Now, if we followed the route of the traditional covered call we would need to buy at least 100 shares of the stock. At the current share price, 100 shares would cost $8,307. Certainly not a crazy amount of money. But just think if you wanted to use a covered call strategy on, say, a higher-priced stock like Goldman Sachs (GS) or even an index ETF like SPDR S&P 500 ETF (SPY). For some investors, the cost of 100 shares can be prohibitive, especially if diversification amongst a basket of stocks is a priority. Therefore, a covered call strategy just isn’t in the cards…and that’s unfortunate.

So, it’s worth repeating, with a poor man’s covered call strategy you can typically save 65% to 85% of the cost of a covered call strategy.
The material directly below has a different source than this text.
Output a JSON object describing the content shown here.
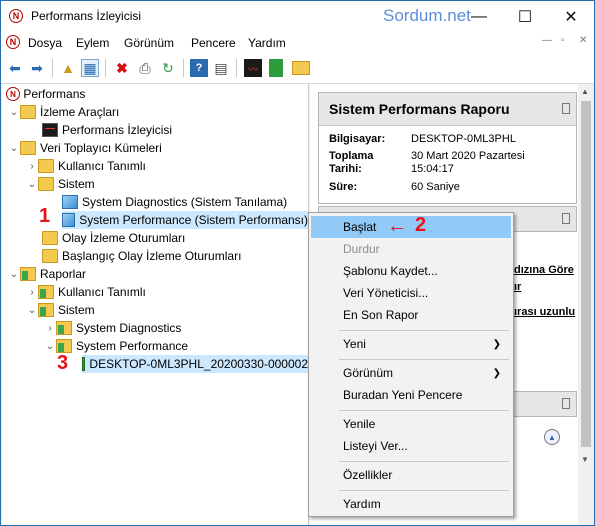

Again, rather than purchase 100 shares or more of stock, we only have to buy one LEAPS call contract for every 100 shares we wish to control.

As I said before, my preference is to buy a LEAPS contract with an expiration date of around two years. Some options professionals prefer to only go out 12-16 months, some even less, but I prefer the flexibility the two-year LEAPS offers.

Again, I want to go out roughly two years in time. The January 17, 2025, expiration cycle with 665 days left until expiration is the longest-dated expiration cycle and would be my choice. And when my LEAPS reach 10-12 months left until expiration, I then begin the process of selling my LEAPS and reestablishing a position with approximately two years left until expiration, if I choose to continue to hold the position.

Once I have chosen my expiration cycle, I then look for an in-the-money call strike with a delta of around 0.80.


When looking at Morgan Stanley’s option chain I quickly noticed that the 60 call strike has a delta of 0.79. The 60 strike price is currently trading for approximately $27.15. Remember, always use a limit order. Never buy an option at the ask price, which in this case is $27.85.

So, rather than spend $8,307 for 100 shares of MS, we only needed to spend $2,715. As a result, we saved $5,522 or 66.5%. Now we have the ability to use the capital saved to diversify our premium amongst other securities if we so choose.

After we purchase our LEAPS call option at the 60 strike, we then begin the process of selling calls against our LEAPS.

My preference is to look for an expiration cycle with around 30-60 days left until expiration and then aim for selling a strike with a delta ranging from 0.20 to 0.40, or a probability of success between 60% and 85%.

As you can see in the options chain below, the 88 call strike with a delta of 0.32 falls within my preferred range.


We could sell the 88 call option for roughly $2.00. The premium collected is 7.4% over 35 days or approximately 74% in premium collected annually. If we were to use a traditional covered call our potential return on capital would be far less than half, or 2.4%.

And remember, the 7.4% is just the premium return; it does not include any increases in the LEAPS contract if the stock pushes higher. Moreover, we can continue to sell calls against our LEAPS position for another 8 – 12 months, thereby generating additional income or lowering our cost basis even further.

An alternative way to approach a poor man’s covered call, if you are a bit more bullish on the stock, is to buy two LEAPS for every call sold. This way you can benefit from the additional upside past your chosen short strike, yet still participate in the benefits of selling premium.

Regardless of your approach, you can continue to sell calls against your Morgan Stanley LEAPS, or any other stock you choose, as long as you wish. Whether you hold a position for one expiration cycle or 12, poor man’s covered calls give you all the benefits of a covered call for significantly less capital.

I’ll be discussing this further, with actionable trades, in my Fundamentals trading service over the next week. If you wish to participate in the actionable trades, please take a look at my Fundamentals service where I run five different LEAPS-based portfolios, including the All-Weather, Yale Endowment, Dogs of the Dow (and Small Dogs), Buffett’s Patient Investor, and O’Shaughnessy’s Growth/Value portfolio.